◆ **ASSIGNMENT**: If a line in the records contains the string "softonic", show that line.

※ ※ ※

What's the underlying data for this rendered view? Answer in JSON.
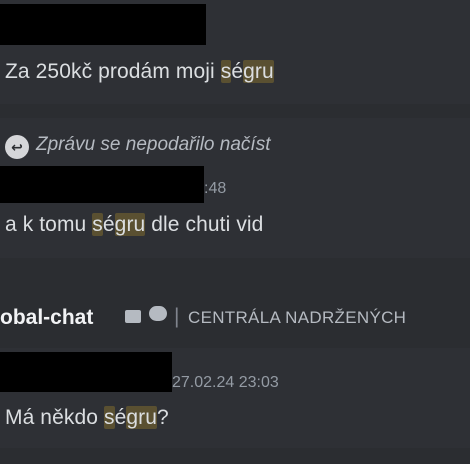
{
  "messages": [
    {
      "timestamp_partial": "",
      "text_before": "Za 250kč prodám moji ",
      "highlight_a": "s",
      "highlight_b": "é",
      "highlight_c": "gru",
      "text_after": ""
    },
    {
      "reply_text": "Zprávu se nepodařilo načíst",
      "timestamp_partial": ":48",
      "text_before": "a k tomu ",
      "highlight_a": "s",
      "highlight_b": "é",
      "highlight_c": "gru",
      "text_after": " dle chuti vid"
    },
    {
      "timestamp_partial": "27.02.24 23:03",
      "text_before": "Má někdo ",
      "highlight_a": "s",
      "highlight_b": "é",
      "highlight_c": "gru",
      "text_after": "?"
    }
  ],
  "channel": {
    "name_partial": "obal-chat",
    "separator": "|",
    "category": "CENTRÁLA NADRŽENÝCH"
  },
  "icons": [
    "reply-icon",
    "folder-icon",
    "chat-bubble-icon"
  ],
  "colors": {
    "background": "#313338",
    "highlight": "#5a5031",
    "redaction": "#000000"
  }
}
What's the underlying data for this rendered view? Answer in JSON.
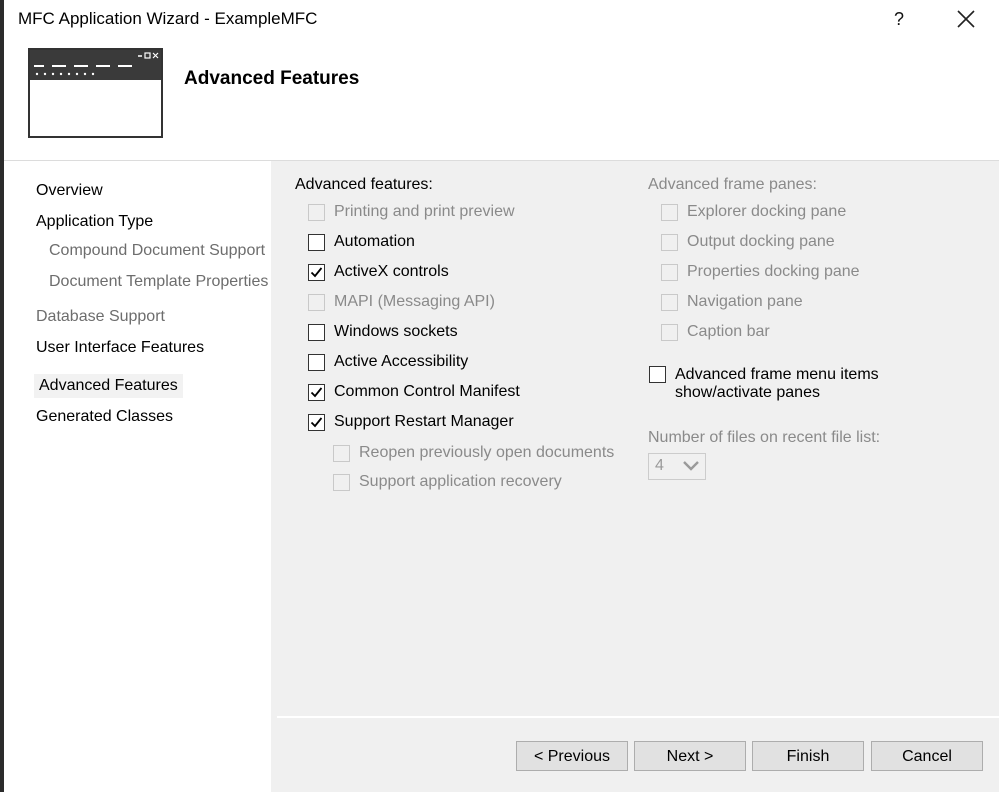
{
  "window": {
    "title": "MFC Application Wizard - ExampleMFC",
    "help_label": "?"
  },
  "header": {
    "title": "Advanced Features"
  },
  "nav": {
    "items": [
      {
        "label": "Overview",
        "state": "enabled"
      },
      {
        "label": "Application Type",
        "state": "enabled"
      },
      {
        "label": "Compound Document Support",
        "state": "dim"
      },
      {
        "label": "Document Template Properties",
        "state": "dim"
      },
      {
        "label": "Database Support",
        "state": "dim"
      },
      {
        "label": "User Interface Features",
        "state": "enabled"
      },
      {
        "label": "Advanced Features",
        "state": "selected"
      },
      {
        "label": "Generated Classes",
        "state": "enabled"
      }
    ]
  },
  "advanced_features": {
    "heading": "Advanced features:",
    "options": [
      {
        "label": "Printing and print preview",
        "checked": false,
        "enabled": false
      },
      {
        "label": "Automation",
        "checked": false,
        "enabled": true
      },
      {
        "label": "ActiveX controls",
        "checked": true,
        "enabled": true
      },
      {
        "label": "MAPI (Messaging API)",
        "checked": false,
        "enabled": false
      },
      {
        "label": "Windows sockets",
        "checked": false,
        "enabled": true
      },
      {
        "label": "Active Accessibility",
        "checked": false,
        "enabled": true
      },
      {
        "label": "Common Control Manifest",
        "checked": true,
        "enabled": true
      },
      {
        "label": "Support Restart Manager",
        "checked": true,
        "enabled": true
      },
      {
        "label": "Reopen previously open documents",
        "checked": false,
        "enabled": false
      },
      {
        "label": "Support application recovery",
        "checked": false,
        "enabled": false
      }
    ]
  },
  "frame_panes": {
    "heading": "Advanced frame panes:",
    "options": [
      {
        "label": "Explorer docking pane",
        "checked": false,
        "enabled": false
      },
      {
        "label": "Output docking pane",
        "checked": false,
        "enabled": false
      },
      {
        "label": "Properties docking pane",
        "checked": false,
        "enabled": false
      },
      {
        "label": "Navigation pane",
        "checked": false,
        "enabled": false
      },
      {
        "label": "Caption bar",
        "checked": false,
        "enabled": false
      }
    ],
    "menu_items_option": {
      "label": "Advanced frame menu items show/activate panes",
      "checked": false,
      "enabled": true
    }
  },
  "recent_files": {
    "label": "Number of files on recent file list:",
    "value": "4"
  },
  "buttons": {
    "previous": "< Previous",
    "next": "Next >",
    "finish": "Finish",
    "cancel": "Cancel"
  },
  "icons": {
    "close": "close-icon",
    "wizard": "wizard-window-icon",
    "checkmark": "checkmark-icon",
    "dropdown": "chevron-down-icon"
  }
}
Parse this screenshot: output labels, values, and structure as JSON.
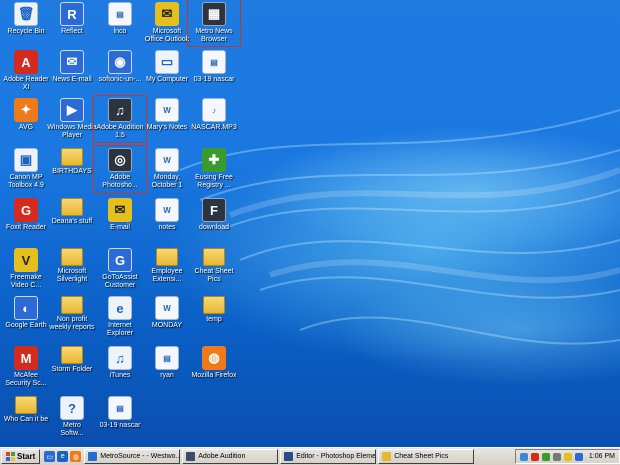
{
  "desktop_icons": [
    {
      "label": "Recycle Bin",
      "icon": "recycle-bin-icon",
      "glyph": "🗑"
    },
    {
      "label": "Reflect",
      "icon": "reflect-icon",
      "glyph": "R"
    },
    {
      "label": "lnco",
      "icon": "lnco-icon",
      "glyph": "▤"
    },
    {
      "label": "Microsoft\nOffice Outlook",
      "icon": "outlook-icon",
      "glyph": "✉"
    },
    {
      "label": "Metro News\nBrowser",
      "icon": "metro-news-browser-icon",
      "glyph": "▦"
    },
    {
      "label": "Adobe Reader\nXI",
      "icon": "adobe-reader-icon",
      "glyph": "A"
    },
    {
      "label": "News E-mail",
      "icon": "news-email-icon",
      "glyph": "✉"
    },
    {
      "label": "softonic-un-...",
      "icon": "softonic-icon",
      "glyph": "◉"
    },
    {
      "label": "My Computer",
      "icon": "my-computer-icon",
      "glyph": "▭"
    },
    {
      "label": "03-19 nascar",
      "icon": "nascar-file-icon",
      "glyph": "▤"
    },
    {
      "label": "AVG",
      "icon": "avg-icon",
      "glyph": "✦"
    },
    {
      "label": "Windows Media\nPlayer",
      "icon": "windows-media-player-icon",
      "glyph": "▶"
    },
    {
      "label": "Adobe Audition\n1.5",
      "icon": "adobe-audition-icon",
      "glyph": "♫"
    },
    {
      "label": "Mary's Notes",
      "icon": "marys-notes-icon",
      "glyph": "W"
    },
    {
      "label": "NASCAR.MP3",
      "icon": "nascar-mp3-icon",
      "glyph": "♪"
    },
    {
      "label": "Canon MP\nToolbox 4.9",
      "icon": "canon-toolbox-icon",
      "glyph": "▣"
    },
    {
      "label": "BIRTHDAYS",
      "icon": "folder-icon",
      "glyph": ""
    },
    {
      "label": "Adobe\nPhotosho...",
      "icon": "adobe-photoshop-icon",
      "glyph": "◎"
    },
    {
      "label": "Monday,\nOctober 1",
      "icon": "monday-october-doc-icon",
      "glyph": "W"
    },
    {
      "label": "Eusing Free\nRegistry ...",
      "icon": "eusing-registry-icon",
      "glyph": "✚"
    },
    {
      "label": "Foxit Reader",
      "icon": "foxit-reader-icon",
      "glyph": "G"
    },
    {
      "label": "Deana's stuff",
      "icon": "folder-icon",
      "glyph": ""
    },
    {
      "label": "E-mail",
      "icon": "email-icon",
      "glyph": "✉"
    },
    {
      "label": "notes",
      "icon": "notes-doc-icon",
      "glyph": "W"
    },
    {
      "label": "download",
      "icon": "download-icon",
      "glyph": "F"
    },
    {
      "label": "Freemake\nVideo C...",
      "icon": "freemake-icon",
      "glyph": "V"
    },
    {
      "label": "Microsoft\nSilverlight",
      "icon": "folder-icon",
      "glyph": ""
    },
    {
      "label": "GoToAssist\nCustomer",
      "icon": "gotoassist-icon",
      "glyph": "G"
    },
    {
      "label": "Employee\nExtensi...",
      "icon": "employee-folder-icon",
      "glyph": ""
    },
    {
      "label": "Cheat Sheet\nPics",
      "icon": "folder-icon",
      "glyph": ""
    },
    {
      "label": "Google Earth",
      "icon": "google-earth-icon",
      "glyph": "◐"
    },
    {
      "label": "Non profit\nweekly reports",
      "icon": "folder-icon",
      "glyph": ""
    },
    {
      "label": "Internet\nExplorer",
      "icon": "internet-explorer-icon",
      "glyph": "e"
    },
    {
      "label": "MONDAY",
      "icon": "monday-doc-icon",
      "glyph": "W"
    },
    {
      "label": "temp",
      "icon": "temp-folder-icon",
      "glyph": ""
    },
    {
      "label": "McAfee\nSecurity Sc...",
      "icon": "mcafee-icon",
      "glyph": "M"
    },
    {
      "label": "Storm Folder",
      "icon": "folder-icon",
      "glyph": ""
    },
    {
      "label": "iTunes",
      "icon": "itunes-icon",
      "glyph": "♫"
    },
    {
      "label": "ryan",
      "icon": "ryan-doc-icon",
      "glyph": "▤"
    },
    {
      "label": "Mozilla Firefox",
      "icon": "firefox-icon",
      "glyph": "◍"
    },
    {
      "label": "Who Can it be",
      "icon": "folder-icon",
      "glyph": ""
    },
    {
      "label": "Metro\nSoftw...",
      "icon": "metro-software-icon",
      "glyph": "?"
    },
    {
      "label": "03-19 nascar",
      "icon": "nascar-file-icon",
      "glyph": "▤"
    }
  ],
  "taskbar": {
    "start_label": "Start",
    "tasks": [
      {
        "label": "MetroSource - - Westwo...",
        "icon": "browser-icon",
        "color": "#2a6bd1"
      },
      {
        "label": "Adobe Audition",
        "icon": "adobe-audition-icon",
        "color": "#3b4a6b"
      },
      {
        "label": "Editor - Photoshop Eleme...",
        "icon": "photoshop-icon",
        "color": "#2a4a8a"
      },
      {
        "label": "Cheat Sheet Pics",
        "icon": "folder-icon",
        "color": "#e8b630"
      }
    ],
    "clock": "1:06 PM"
  },
  "colors": {
    "accent": "#1a78e0",
    "selection_outline": "#c0392b",
    "taskbar": "#d4d0c8"
  }
}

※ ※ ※

◆ **WORKED SOLUTION**:
      "label": "softonic-un-...",
      "icon": "softonic-icon",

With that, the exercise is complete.